Extracted records:
[Start of section]
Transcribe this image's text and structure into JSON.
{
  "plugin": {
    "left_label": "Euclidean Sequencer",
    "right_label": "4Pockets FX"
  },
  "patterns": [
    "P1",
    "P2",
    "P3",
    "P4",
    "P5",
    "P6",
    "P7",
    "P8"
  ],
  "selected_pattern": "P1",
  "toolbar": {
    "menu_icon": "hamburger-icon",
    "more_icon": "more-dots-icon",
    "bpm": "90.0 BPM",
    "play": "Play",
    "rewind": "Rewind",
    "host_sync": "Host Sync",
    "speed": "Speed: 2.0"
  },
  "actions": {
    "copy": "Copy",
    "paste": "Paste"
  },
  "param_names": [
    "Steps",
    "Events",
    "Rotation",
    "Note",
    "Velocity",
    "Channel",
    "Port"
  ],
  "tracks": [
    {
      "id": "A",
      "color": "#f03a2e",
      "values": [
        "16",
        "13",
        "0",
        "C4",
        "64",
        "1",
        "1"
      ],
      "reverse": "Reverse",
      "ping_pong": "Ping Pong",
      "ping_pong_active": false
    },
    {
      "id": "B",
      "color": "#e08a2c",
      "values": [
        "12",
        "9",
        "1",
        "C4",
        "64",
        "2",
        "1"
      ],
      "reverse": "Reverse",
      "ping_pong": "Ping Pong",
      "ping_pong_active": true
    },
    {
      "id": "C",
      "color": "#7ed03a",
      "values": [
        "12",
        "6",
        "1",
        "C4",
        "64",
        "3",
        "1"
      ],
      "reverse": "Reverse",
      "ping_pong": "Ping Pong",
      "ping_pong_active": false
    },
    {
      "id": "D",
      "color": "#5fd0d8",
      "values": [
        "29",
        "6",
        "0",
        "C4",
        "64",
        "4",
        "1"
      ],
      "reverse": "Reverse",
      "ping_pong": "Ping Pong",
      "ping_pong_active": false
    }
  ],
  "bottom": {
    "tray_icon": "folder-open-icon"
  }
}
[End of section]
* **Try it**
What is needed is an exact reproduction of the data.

* **Result of this exercise**
Transcribe this image's text and structure into JSON.
{
  "plugin": {
    "left_label": "Euclidean Sequencer",
    "right_label": "4Pockets FX"
  },
  "patterns": [
    "P1",
    "P2",
    "P3",
    "P4",
    "P5",
    "P6",
    "P7",
    "P8"
  ],
  "selected_pattern": "P1",
  "toolbar": {
    "menu_icon": "hamburger-icon",
    "more_icon": "more-dots-icon",
    "bpm": "90.0 BPM",
    "play": "Play",
    "rewind": "Rewind",
    "host_sync": "Host Sync",
    "speed": "Speed: 2.0"
  },
  "actions": {
    "copy": "Copy",
    "paste": "Paste"
  },
  "param_names": [
    "Steps",
    "Events",
    "Rotation",
    "Note",
    "Velocity",
    "Channel",
    "Port"
  ],
  "tracks": [
    {
      "id": "A",
      "color": "#f03a2e",
      "values": [
        "16",
        "13",
        "0",
        "C4",
        "64",
        "1",
        "1"
      ],
      "reverse": "Reverse",
      "ping_pong": "Ping Pong",
      "ping_pong_active": false
    },
    {
      "id": "B",
      "color": "#e08a2c",
      "values": [
        "12",
        "9",
        "1",
        "C4",
        "64",
        "2",
        "1"
      ],
      "reverse": "Reverse",
      "ping_pong": "Ping Pong",
      "ping_pong_active": true
    },
    {
      "id": "C",
      "color": "#7ed03a",
      "values": [
        "12",
        "6",
        "1",
        "C4",
        "64",
        "3",
        "1"
      ],
      "reverse": "Reverse",
      "ping_pong": "Ping Pong",
      "ping_pong_active": false
    },
    {
      "id": "D",
      "color": "#5fd0d8",
      "values": [
        "29",
        "6",
        "0",
        "C4",
        "64",
        "4",
        "1"
      ],
      "reverse": "Reverse",
      "ping_pong": "Ping Pong",
      "ping_pong_active": false
    }
  ],
  "bottom": {
    "tray_icon": "folder-open-icon"
  }
}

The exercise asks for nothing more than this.